* [PROVIDED MATERIAL]
===============
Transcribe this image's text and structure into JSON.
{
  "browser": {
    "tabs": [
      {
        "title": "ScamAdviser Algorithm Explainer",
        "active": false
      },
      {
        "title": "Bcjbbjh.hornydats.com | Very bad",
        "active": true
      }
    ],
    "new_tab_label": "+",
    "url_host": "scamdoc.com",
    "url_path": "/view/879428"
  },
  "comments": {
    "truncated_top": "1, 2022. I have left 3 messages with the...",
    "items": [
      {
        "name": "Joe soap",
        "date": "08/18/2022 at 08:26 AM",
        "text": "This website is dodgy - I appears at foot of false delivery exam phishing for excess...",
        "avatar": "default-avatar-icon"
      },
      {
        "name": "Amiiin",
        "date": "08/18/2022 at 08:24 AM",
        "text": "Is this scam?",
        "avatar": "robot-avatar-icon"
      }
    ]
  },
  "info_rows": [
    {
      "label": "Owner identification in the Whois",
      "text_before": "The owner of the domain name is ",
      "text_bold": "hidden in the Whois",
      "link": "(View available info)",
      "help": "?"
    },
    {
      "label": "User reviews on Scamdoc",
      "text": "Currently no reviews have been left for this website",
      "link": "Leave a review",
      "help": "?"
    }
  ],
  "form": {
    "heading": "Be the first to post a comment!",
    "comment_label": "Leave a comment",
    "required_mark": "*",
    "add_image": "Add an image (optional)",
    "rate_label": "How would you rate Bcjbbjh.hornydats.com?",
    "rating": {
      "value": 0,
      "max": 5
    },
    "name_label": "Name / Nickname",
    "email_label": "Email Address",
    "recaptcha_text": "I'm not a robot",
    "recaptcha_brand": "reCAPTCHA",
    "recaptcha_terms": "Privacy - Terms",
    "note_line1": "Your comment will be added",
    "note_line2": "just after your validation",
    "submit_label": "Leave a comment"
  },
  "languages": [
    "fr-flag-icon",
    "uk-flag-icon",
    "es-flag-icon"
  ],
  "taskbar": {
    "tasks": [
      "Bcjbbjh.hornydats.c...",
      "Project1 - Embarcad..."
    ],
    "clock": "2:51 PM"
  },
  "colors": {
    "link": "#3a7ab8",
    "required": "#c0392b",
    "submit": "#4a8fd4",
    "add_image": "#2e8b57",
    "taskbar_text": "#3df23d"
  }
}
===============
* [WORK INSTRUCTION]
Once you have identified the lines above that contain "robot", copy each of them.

* [ANSWER TO THE EXERCISE]
        "avatar": "robot-avatar-icon"
    "recaptcha_text": "I'm not a robot",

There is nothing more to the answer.